**What this task involves:** Scan the material for "icon". Copy every line it appears in.
/---
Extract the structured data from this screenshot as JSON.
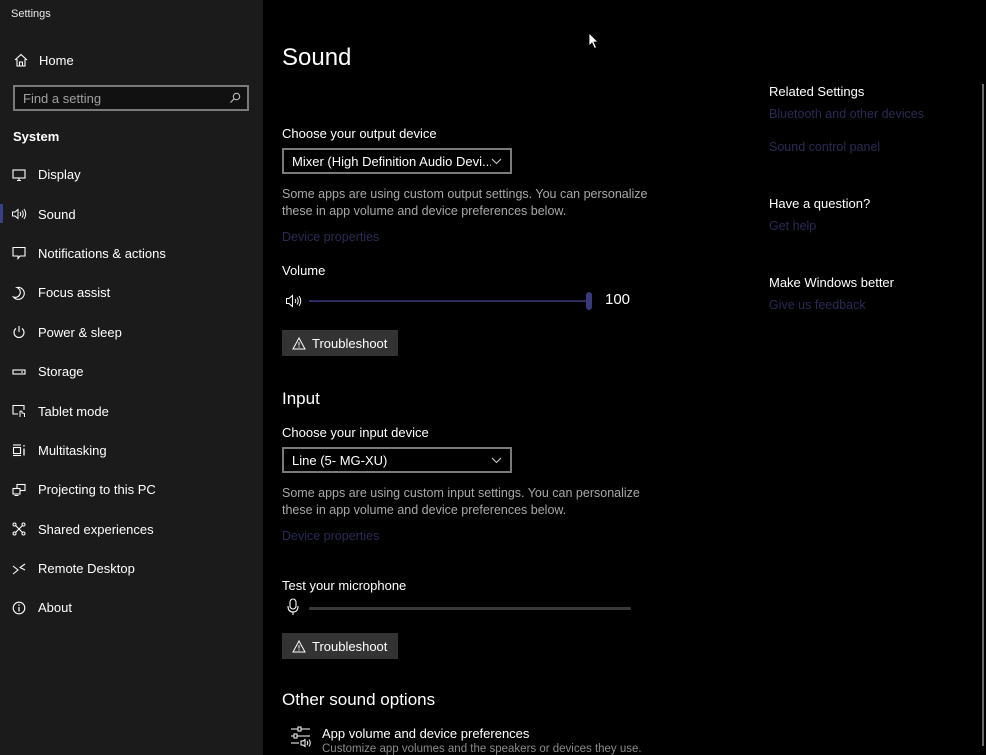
{
  "app": {
    "title": "Settings"
  },
  "sidebar": {
    "home_label": "Home",
    "search_placeholder": "Find a setting",
    "section_label": "System",
    "items": [
      {
        "label": "Display",
        "icon": "monitor-icon",
        "active": false
      },
      {
        "label": "Sound",
        "icon": "speaker-icon",
        "active": true
      },
      {
        "label": "Notifications & actions",
        "icon": "notification-icon",
        "active": false
      },
      {
        "label": "Focus assist",
        "icon": "moon-icon",
        "active": false
      },
      {
        "label": "Power & sleep",
        "icon": "power-icon",
        "active": false
      },
      {
        "label": "Storage",
        "icon": "storage-icon",
        "active": false
      },
      {
        "label": "Tablet mode",
        "icon": "tablet-mode-icon",
        "active": false
      },
      {
        "label": "Multitasking",
        "icon": "multitasking-icon",
        "active": false
      },
      {
        "label": "Projecting to this PC",
        "icon": "projecting-icon",
        "active": false
      },
      {
        "label": "Shared experiences",
        "icon": "shared-experiences-icon",
        "active": false
      },
      {
        "label": "Remote Desktop",
        "icon": "remote-desktop-icon",
        "active": false
      },
      {
        "label": "About",
        "icon": "info-icon",
        "active": false
      }
    ]
  },
  "main": {
    "title": "Sound",
    "output": {
      "label": "Choose your output device",
      "selected": "Mixer (High Definition Audio Devi...",
      "description": "Some apps are using custom output settings. You can personalize these in app volume and device preferences below.",
      "device_properties_link": "Device properties",
      "volume_label": "Volume",
      "volume_value": 100,
      "volume_display": "100",
      "troubleshoot_label": "Troubleshoot"
    },
    "input": {
      "heading": "Input",
      "label": "Choose your input device",
      "selected": "Line (5- MG-XU)",
      "description": "Some apps are using custom input settings. You can personalize these in app volume and device preferences below.",
      "device_properties_link": "Device properties",
      "test_mic_label": "Test your microphone",
      "mic_level": 0,
      "troubleshoot_label": "Troubleshoot"
    },
    "other": {
      "heading": "Other sound options",
      "app_volume_title": "App volume and device preferences",
      "app_volume_desc": "Customize app volumes and the speakers or devices they use."
    }
  },
  "related": {
    "heading": "Related Settings",
    "links": [
      "Bluetooth and other devices",
      "Sound control panel"
    ],
    "question_heading": "Have a question?",
    "get_help": "Get help",
    "better_heading": "Make Windows better",
    "feedback": "Give us feedback"
  },
  "colors": {
    "accent": "#363a7a",
    "link": "#2a2a55",
    "sidebar_bg": "#1b1b1b",
    "main_bg": "#000000"
  }
}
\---
**Result below:**
        "icon": "monitor-icon",
        "icon": "speaker-icon",
        "icon": "notification-icon",
        "icon": "moon-icon",
        "icon": "power-icon",
        "icon": "storage-icon",
        "icon": "tablet-mode-icon",
        "icon": "multitasking-icon",
        "icon": "projecting-icon",
        "icon": "shared-experiences-icon",
        "icon": "remote-desktop-icon",
        "icon": "info-icon",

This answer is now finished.